Lazarus Van GoghJesus is the Life

Like Martha, said Duncan, we too tend to see resurrection as something happening in the far distance.  Jesus wants us, as he wanted Martha and Mary to realise that besides resurrection there is also life.  The risen Lazarus has a new life with Jesus.  After Lazarus is restored to life, the story moves on, and at the beginning of chapter 12 we see him sharing in a meal with Jesus and Martha and Mary.

Death is still part of the picture – Lazarus will still face death as we too face death – but he is called into the new life of sharing with Jesus.

Hearing the shepherd

Duncan invited us to notice how Lazarus was raised.  ‘Jesus called in a loud voice, “Lazarus, come out!”’ (v43)   In other words, Lazarus was raised through hearing Jesus: it reminds us of John 10 – the sheep follow the shepherd because they know, and recognise his voice. (John 10:4)  Lazarus heard the shepherd – despite having been dead for four days, at a time when it was believed the spirit departed from the body three days after death. Lazarus walked free of death.

Partners of Jesus

And in conclusion, Duncan pointed out the instructions Jesus gave to those who witnessed the resurrection of Jesus. ‘Take off the grave clothes and let him go.’ (v44)

Jesus could have done this himself, but he wanted the witnesses to the sign to share in the sign with him. As a church, Duncan said, we are called to share with Jesus in setting people free to truly live.’

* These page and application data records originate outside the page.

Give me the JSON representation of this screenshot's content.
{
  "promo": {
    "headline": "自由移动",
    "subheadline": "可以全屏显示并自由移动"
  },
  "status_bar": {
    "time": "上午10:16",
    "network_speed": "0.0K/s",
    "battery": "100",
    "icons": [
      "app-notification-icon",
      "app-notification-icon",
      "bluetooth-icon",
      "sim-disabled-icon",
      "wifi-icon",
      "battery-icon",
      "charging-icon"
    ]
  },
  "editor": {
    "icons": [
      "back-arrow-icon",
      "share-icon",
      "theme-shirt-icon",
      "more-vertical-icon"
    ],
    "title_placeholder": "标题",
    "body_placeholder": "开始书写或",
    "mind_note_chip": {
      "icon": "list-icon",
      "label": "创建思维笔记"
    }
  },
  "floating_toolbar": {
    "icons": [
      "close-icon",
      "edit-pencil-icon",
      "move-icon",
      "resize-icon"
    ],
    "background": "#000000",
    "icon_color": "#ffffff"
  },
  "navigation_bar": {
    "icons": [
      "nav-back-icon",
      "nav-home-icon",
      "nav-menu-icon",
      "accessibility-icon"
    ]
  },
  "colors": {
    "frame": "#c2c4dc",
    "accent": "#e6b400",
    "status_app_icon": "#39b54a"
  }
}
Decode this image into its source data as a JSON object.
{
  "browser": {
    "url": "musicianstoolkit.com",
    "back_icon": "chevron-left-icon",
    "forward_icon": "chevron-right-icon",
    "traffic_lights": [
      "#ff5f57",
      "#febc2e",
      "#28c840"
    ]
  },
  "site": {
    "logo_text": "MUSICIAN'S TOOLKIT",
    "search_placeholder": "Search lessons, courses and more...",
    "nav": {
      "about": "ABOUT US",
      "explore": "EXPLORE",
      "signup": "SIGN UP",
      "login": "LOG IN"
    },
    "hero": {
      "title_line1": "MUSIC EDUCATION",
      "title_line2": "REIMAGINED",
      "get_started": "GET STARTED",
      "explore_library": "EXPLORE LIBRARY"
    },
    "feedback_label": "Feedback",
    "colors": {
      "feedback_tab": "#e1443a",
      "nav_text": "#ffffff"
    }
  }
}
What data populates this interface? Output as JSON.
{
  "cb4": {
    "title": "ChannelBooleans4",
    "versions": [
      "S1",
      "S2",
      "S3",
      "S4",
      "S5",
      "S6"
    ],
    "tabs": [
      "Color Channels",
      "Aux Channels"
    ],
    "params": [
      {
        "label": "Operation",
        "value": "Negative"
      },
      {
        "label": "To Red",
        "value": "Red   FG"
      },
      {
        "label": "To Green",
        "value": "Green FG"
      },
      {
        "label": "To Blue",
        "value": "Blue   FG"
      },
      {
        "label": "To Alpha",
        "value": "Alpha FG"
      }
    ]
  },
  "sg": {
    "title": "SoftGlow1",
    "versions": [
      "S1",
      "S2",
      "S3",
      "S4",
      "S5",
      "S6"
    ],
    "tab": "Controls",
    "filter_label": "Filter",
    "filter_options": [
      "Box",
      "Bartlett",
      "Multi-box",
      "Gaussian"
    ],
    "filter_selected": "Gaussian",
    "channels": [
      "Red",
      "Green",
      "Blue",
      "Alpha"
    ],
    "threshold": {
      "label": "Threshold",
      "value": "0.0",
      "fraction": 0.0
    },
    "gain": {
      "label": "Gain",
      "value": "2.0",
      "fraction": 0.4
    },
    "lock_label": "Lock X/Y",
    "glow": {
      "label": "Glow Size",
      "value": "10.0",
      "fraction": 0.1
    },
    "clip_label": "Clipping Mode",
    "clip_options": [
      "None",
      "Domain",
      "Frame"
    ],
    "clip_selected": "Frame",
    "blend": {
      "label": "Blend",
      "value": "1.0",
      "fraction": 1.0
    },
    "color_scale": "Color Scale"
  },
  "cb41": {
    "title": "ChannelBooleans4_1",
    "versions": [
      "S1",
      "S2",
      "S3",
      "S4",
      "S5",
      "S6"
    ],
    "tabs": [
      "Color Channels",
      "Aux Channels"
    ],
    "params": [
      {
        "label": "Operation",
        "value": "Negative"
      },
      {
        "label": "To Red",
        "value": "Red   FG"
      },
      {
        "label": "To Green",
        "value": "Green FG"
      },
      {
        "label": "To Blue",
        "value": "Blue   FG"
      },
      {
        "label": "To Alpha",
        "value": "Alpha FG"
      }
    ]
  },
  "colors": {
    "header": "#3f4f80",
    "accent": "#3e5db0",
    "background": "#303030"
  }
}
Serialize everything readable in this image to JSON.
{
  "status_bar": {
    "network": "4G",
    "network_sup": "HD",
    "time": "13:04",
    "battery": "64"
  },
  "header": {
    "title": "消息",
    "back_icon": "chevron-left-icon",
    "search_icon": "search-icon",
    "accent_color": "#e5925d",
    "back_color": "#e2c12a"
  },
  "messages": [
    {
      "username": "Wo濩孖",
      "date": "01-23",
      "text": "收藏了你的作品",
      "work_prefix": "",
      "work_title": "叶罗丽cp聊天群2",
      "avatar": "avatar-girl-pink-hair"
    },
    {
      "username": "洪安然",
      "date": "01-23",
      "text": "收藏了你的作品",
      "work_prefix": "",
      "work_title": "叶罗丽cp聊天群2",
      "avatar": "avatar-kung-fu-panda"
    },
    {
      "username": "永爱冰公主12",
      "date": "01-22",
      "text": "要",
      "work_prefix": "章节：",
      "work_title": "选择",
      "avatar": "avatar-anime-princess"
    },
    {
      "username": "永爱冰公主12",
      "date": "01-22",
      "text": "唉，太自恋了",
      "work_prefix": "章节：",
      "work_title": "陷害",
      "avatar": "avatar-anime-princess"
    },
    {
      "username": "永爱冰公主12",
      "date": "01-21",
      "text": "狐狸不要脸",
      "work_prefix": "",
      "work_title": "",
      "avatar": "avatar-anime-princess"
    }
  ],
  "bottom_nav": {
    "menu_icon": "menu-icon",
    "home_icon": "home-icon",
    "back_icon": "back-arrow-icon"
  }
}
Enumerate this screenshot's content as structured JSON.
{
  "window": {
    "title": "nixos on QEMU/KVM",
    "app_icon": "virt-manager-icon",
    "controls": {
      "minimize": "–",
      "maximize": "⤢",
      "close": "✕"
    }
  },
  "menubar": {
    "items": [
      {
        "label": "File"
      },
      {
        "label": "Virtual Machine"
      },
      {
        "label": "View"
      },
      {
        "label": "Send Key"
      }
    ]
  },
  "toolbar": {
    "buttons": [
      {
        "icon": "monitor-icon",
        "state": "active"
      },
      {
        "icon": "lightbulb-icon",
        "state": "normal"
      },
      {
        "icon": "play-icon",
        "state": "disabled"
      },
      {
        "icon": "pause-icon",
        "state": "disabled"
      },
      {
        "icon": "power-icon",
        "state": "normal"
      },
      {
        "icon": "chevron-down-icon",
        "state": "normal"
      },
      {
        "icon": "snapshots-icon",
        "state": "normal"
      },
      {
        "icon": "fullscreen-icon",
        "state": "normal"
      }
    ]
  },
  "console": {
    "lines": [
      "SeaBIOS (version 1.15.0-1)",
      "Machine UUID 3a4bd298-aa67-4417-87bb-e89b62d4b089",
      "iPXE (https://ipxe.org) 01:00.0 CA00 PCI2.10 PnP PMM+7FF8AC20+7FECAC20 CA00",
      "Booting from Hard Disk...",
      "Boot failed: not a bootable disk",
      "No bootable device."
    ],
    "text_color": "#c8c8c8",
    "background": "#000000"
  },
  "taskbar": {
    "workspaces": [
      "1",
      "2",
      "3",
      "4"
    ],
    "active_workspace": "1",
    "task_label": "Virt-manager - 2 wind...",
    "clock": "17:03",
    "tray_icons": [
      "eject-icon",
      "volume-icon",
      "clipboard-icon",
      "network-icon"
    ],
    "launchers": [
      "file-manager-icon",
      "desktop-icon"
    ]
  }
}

We’ve seen through this story that God can work even through tragedy, though waiting through times of apparent divine absence can be difficult.

We’ve seen that God identifies with us – when we suffer, God suffers.

We’ve seen that God intervenes in mercy and love, transforming situations.

God invites us to partner with Jesus in working in our world in mercy and love. God is still commanding us to unbind, to set free, to release, to renew.

The story of Lazarus teaches us that we are not called to be spectators, but co-workers with Jesus.

(The image is by Vincent Van Gogh)

  • Share

Leave a Comment

Your email address will not be published. Required fields are marked *

  • Name
  • Email
  • Website
  • Comment
  • You may use these HTML tags and attributes:

    <a href="" title=""> <abbr title=""> <acronym title=""> <b> <blockquote cite=""> <cite> <code> <del datetime=""> <em> <i> <q cite=""> <strike> <strong>


Like us on Facebook